It's pretty much your typical story of the people versus The Corporation. The Corporation is the group that started the Mars colony, and the people are the colonists who always get the short end of the stick when the Corporation decides it needs to improve the balance sheets. And first amongst the people is Mary Griffith, proprietor of the only bar on Mars.
The book is also set at some undetermined point in the future where Christianity is on the down and out and Organized paganism is now the popular religion. (Which might seem like a good thing depending on your personal beliefs, but as usual it seems that there's very little good about a religion that getting Organized can't fix.) It seems like there may be some tie-ins to other books she's written, but since this is the first book of hers i've read i can't be certain of that.
It turns out that Organized pagans frown on intoxicants and it seems that beer (and thus bars) are illegal in a lot of places on Earth and aren't looked at too fondly on Mars either.. On top of that as the story progresses Mary and her unusual friends and patrons become more and more of an impediment to the Corporation's goals.
The conflict isn't all light and cheery, there is some drama and tragedy, but one gets the feeling that one way or another Mary is going to come out on top in the end, and the fun is in seeing how exactly that will be accomplished.
As for the performance of the book, it's quite well done. This is one of the few cases where a strong accent for one of the characters seems appropriate, perhaps because the character in question is such an outsider, and yes, because the language difficulties are sometimes used for comic relief.
The way characters frequently held conversations that should have been confidential in loud voices in public places really stretched credulity--that's a lot of naive characters!
I'd have made the plot a little less dependent on loose talk.
Character voices/accents are fun.
Stay on earth.
It was still fun to see how it all worked out. I did come to care about the characters and their outcomes, so overall--a success.
Author Kage Baker creates a fully imagined, logical world peopled with colorful characters. Listening, especially during the cold season, you can almost imagine yourself being there. On the down side, the characters do not change or develop. Rather than building, the conflict tends to bump along, occasionally breaking down like one of the dust-covered vehicles that roam the settlements. Everything comes together in the end, as expected, but the journey benefits from some fast-forwarding through the repetitive problems the characters encounter.
Mu favorites are paranormal, supernatural, post-apocalyptic, and horror!

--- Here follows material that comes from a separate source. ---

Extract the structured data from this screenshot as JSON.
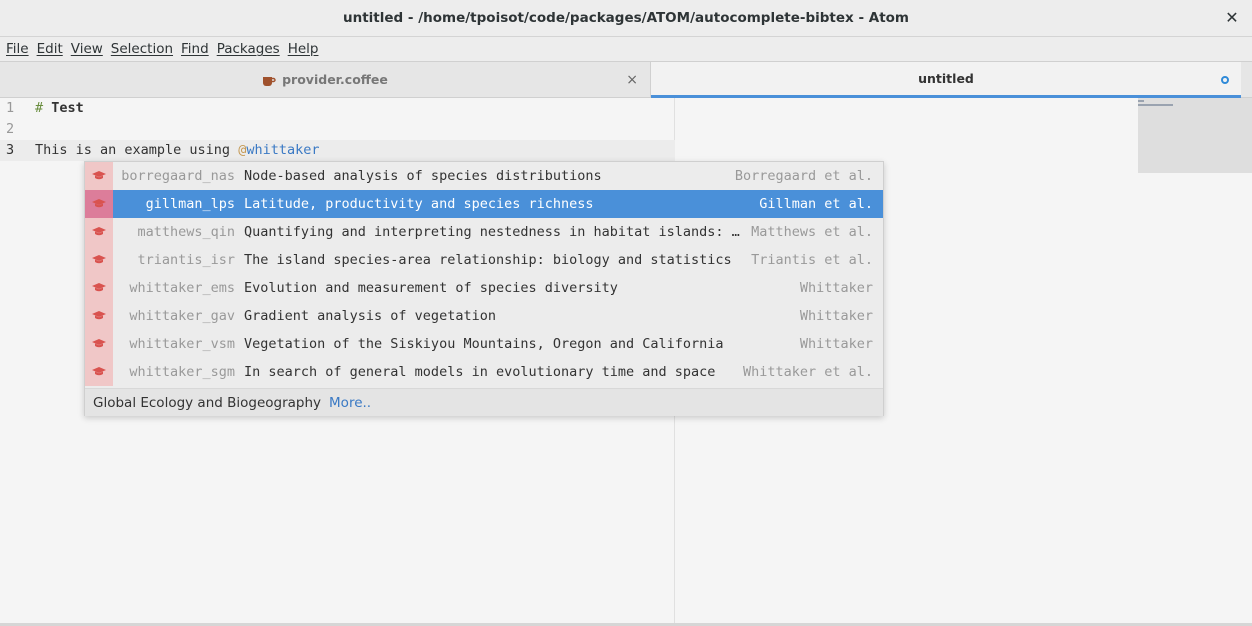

Listening to the author's description of the civilization that was built on Mars is intriguing, imaginative, and interesting. Select citizens of Earth have wound up on Mars for various reasons and are trying to hash out the best lives they can with what they have to work with there - where the environment is lacking what is needed to survive and and the atmosphere is quite brutal. The author conjures up some very detailed images of their establishments and traveling systems necessary for the residents of Mars. This novel was interesting and off to a solid start. However, I just couldn't get into the story. Not a lot was happening and i eventually lost interest in the book. One of the most eventful occurrances mid story was when a farm animal had significant trouble in the Mars travel system (vaguely speaking). This just did not cut it for me. I struggled to get through the majority of this novel. It was well written, had a solid foundation, and a lot of potential, so I am still giving it 3 stars.
Huntress of Dirty Socks

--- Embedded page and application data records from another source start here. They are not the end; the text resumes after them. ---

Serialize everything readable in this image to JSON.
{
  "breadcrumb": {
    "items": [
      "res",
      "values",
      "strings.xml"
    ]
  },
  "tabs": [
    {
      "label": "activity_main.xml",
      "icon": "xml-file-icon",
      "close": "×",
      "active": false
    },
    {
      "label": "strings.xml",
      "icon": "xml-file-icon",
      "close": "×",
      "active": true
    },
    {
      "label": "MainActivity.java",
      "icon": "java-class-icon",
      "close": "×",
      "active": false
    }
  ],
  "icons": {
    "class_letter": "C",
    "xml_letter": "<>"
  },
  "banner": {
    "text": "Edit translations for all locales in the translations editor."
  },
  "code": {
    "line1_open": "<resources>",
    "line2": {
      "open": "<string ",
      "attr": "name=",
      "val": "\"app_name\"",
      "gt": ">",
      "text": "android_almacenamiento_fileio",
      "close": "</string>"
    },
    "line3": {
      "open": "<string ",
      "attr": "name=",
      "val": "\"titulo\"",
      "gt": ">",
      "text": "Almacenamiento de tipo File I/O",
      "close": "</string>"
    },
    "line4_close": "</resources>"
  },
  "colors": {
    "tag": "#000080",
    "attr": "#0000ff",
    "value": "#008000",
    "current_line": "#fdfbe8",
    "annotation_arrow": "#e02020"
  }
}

Colorful droll intelligent
The conversation between Mary Griffith, Mother Willow and Mother Glenda. Inspired commentary on the neo-puritanism that may be found in any religion (or in any social movement)!
This gal nails every character perfectly. Wonderful voice, wonderful talent, wonderful performance. I especially liked her rendering of Mr. De Wit, as well as Ottorino's translation device.
One of Baker's works that can easily be overlooked as merely a ScFy adventure story, but which is really much, much more.